Tonight I FINALLY had the opportunity to start reading The Complete Idiot's Guide to Barefoot Running by Dr. Craig Richards and Thomas Hollowell.
I am a minimalist runner who would like to go learn how to become a barefoot runner safely. I tried transitioning to barefoot running last fall but got sidetracked with an injury. I haven't been able to find an expert/coach in Northeast Ohio to help me with this so I have been reading every book and everything online I can find.
I was super intrigued when I found out that there was a Complete Idiots Guide for this! I have read other Complete Idiot's Guides and found them very helpful.
I was able to read the first chapter tonight. I learned a few things that I didn't know previously about barefoot running:
1.) Anyone that hasn't completed a barefoot running program is called a tenderfoot. "Tenderfoot in the barefoot running world is someone who is still getting use to running without shoes. Both amateur and professional runners are tenderfoots when they first start using barefoot techniques. Some barefoot runners believe that one remains a tenderfoot until the joy of running barefoot has been passed to another."

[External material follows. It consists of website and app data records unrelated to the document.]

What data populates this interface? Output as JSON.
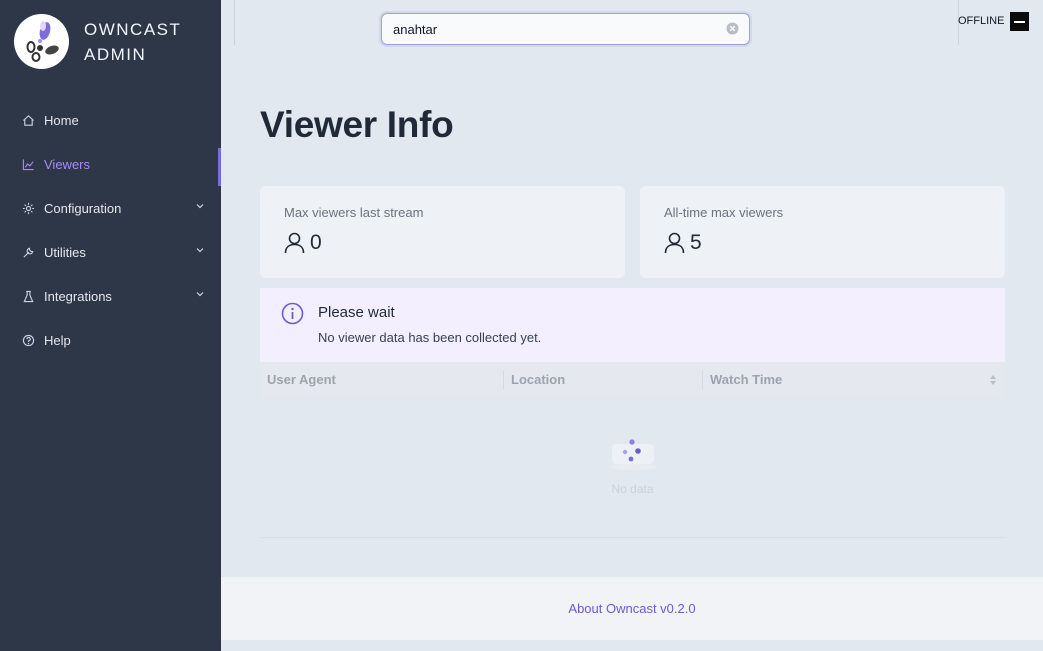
{
  "brand": {
    "line1": "OWNCAST",
    "line2": "ADMIN"
  },
  "sidebar": {
    "items": [
      {
        "label": "Home",
        "icon": "home-icon",
        "active": false,
        "expandable": false
      },
      {
        "label": "Viewers",
        "icon": "line-chart-icon",
        "active": true,
        "expandable": false
      },
      {
        "label": "Configuration",
        "icon": "gear-icon",
        "active": false,
        "expandable": true
      },
      {
        "label": "Utilities",
        "icon": "wrench-icon",
        "active": false,
        "expandable": true
      },
      {
        "label": "Integrations",
        "icon": "flask-icon",
        "active": false,
        "expandable": true
      },
      {
        "label": "Help",
        "icon": "question-circle-icon",
        "active": false,
        "expandable": false
      }
    ]
  },
  "header": {
    "search": {
      "value": "anahtar",
      "placeholder": ""
    },
    "status": "OFFLINE"
  },
  "main": {
    "title": "Viewer Info",
    "stats": [
      {
        "label": "Max viewers last stream",
        "value": "0",
        "icon": "user-icon"
      },
      {
        "label": "All-time max viewers",
        "value": "5",
        "icon": "user-icon"
      }
    ],
    "alert": {
      "title": "Please wait",
      "description": "No viewer data has been collected yet.",
      "icon": "info-circle-icon"
    },
    "table": {
      "columns": [
        "User Agent",
        "Location",
        "Watch Time"
      ],
      "empty_text": "No data"
    }
  },
  "footer": {
    "link": "About Owncast v0.2.0"
  },
  "colors": {
    "sidebar_bg": "#2d3748",
    "accent": "#7c6bdc",
    "page_bg": "#e2e8f0"
  }
}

2.) There is actually a best time to start barefoot running. Richards and Hollowell recommend transitioning to barefoot running either before or after the running season. Here is why, "Barefoot running requires repetition and a keen awareness to reroute the hard-wired methods you (and your brain have developed. Not worrying about maintaining high mileage, hard training or racing means less pressure for you to push yourself too far (or fast) too soon. Dedicated athletes can keep in shape by practicing another athletic pastime such as swimming or biking."
This is one thing I screwed up on when I attempted transitioning to barefoot running initially. I think I needed to transition before fall (when the weather changed) instead of late fall. I had no idea how to run barefoot in cold weather.
3.) There are emotional benefits to running barefoot. "Reflecting back on childhood moments of being barefoot in the grass or on the beach, or at the park brings back nostalgia which plenty of people can relate. The emotional satisfaction that occurs when you feel the sand between your toes or grass underfoot is undeniable."
4.) There are mental benefits. According to Richards and Hollowell Michael Warburton explains in an article that appeared in Sportscience, "[sic] when shoes are taken out of the picture, proprioception (or one's own perception) is maximized. This enables the runner to more readily control balance coordination and overall mindfulness of the matter the terrain."
5.) There are a number of physical benefits to barefoot running
- It makes your lower legs, feet and arches stronger.
- It helps promote a more natural stride
- It helps athletes run more efficiently and with less injuries
For me the physical benefits include no more knee and back pain when running. PRICELESS!
6.) Switching to barefoot running isn't going to happen overnight. You have to be patient, persistent and have pride in what you are doing.
7.) Yes you are going to step on/in things you don't normally do (ex. glass, thorns, rocks, sticks). The more you run barefoot the more you will be aware of your surroundings and adapt.
8.) Most barefoot injuries are from basically trying to do too much too soon. So you have to pace yourself.
Stay tuned for more as this idiot learns how to run barefoot :).
Want to learn more about barefoot running? Check out The Complete Idiot's Guide to Barefoot Running. Hey we could do a Diaper Derby Mama Book Club! AND Check out the following AWESOME blogs that are barefoot runners:
Barefoot Angie Bee-http://www.barefootangiebee.com/
Why I Run-http://jenintraining.blogspot.com/